In fact, the feast of Saint Agatha does bear some kind of connection with carnivalization: the impotant role played by the youth, the acceptance of law-breaking, the use of masks or other articles and garments in some localities…
As we already explained, the Carnival season is determined by Easter Sunday, Pazko-eguna, and Ash Wednesday, Hausterre. Ash Wednesday, as the name indicates, always falls on a Wednesday, and Ash Wednesday eve is Shrove Tuesday, Astearte-inautea, the main Carnival day. Nevertheless, Shrove Monday, Astelehen-inautea, and Shrove Monday eve, Igande-inautea, have also carried significant weight.
Apart from acts on the principal Carnival days, there are other customs, though they feature less strongly. In Bizkaia, for instance, a local custom has been preserved on the Sunday previous to Shrove Monday eve. On this day children, young people and adults go in groups on a little outing to the woods or mountains in the village. The occasion is named Basaratoste. A place to settle down is chosen, branches and logs are collected, and a nice fire is lit. Sausages and pork meat are speared in sticks and barbequed. The barbeque itself is called txitxiburruntzi. In some places the barbeque is held on the Thursday before Shrove Tuesday.
The Thursday before Shrove Tuesday is generally known as Eguen Zuri. It used to be an exceptional day for children above all. In some areas of Nafarroa, namely in Baztan and neighbouring communities, the feast ran during three consecutive Thursdays.
A fortnight before the Thursday preceding Shrove Tuesday, Gizakunde, women presented the men with a gift, and young girls were also allowed to ask young boys to be treated to some kind of reward (the girl would hold the boy by the shoulder and ask him what he offered her, Zer agintzen didazu?).
The following Thursday was Emakunde or Andrakunde. Women performed a special dance with their husbands, and young girls received presents and danced with a partner of their choice.
Orakunde was celebrated a week after. As the name suggests, it was a day devoted to every villager, but children played the leading part.

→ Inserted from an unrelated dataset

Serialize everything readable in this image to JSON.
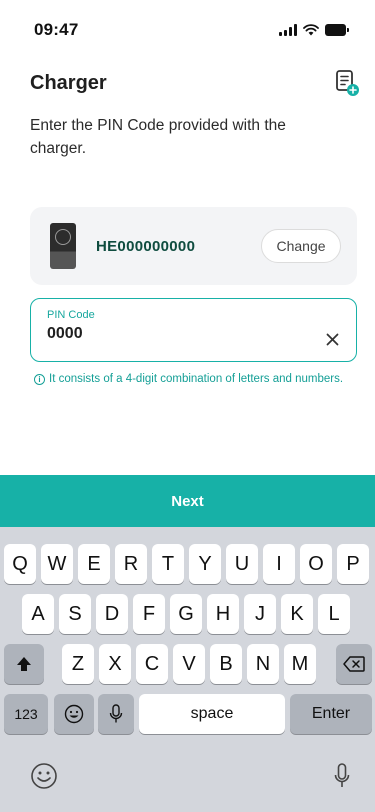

In many villages of Nafarroa, children would come out to the street wearing the masks and garments that adults meant to put on during the following days. Likewise, the Oilar-jokoa or cock game was held on this day.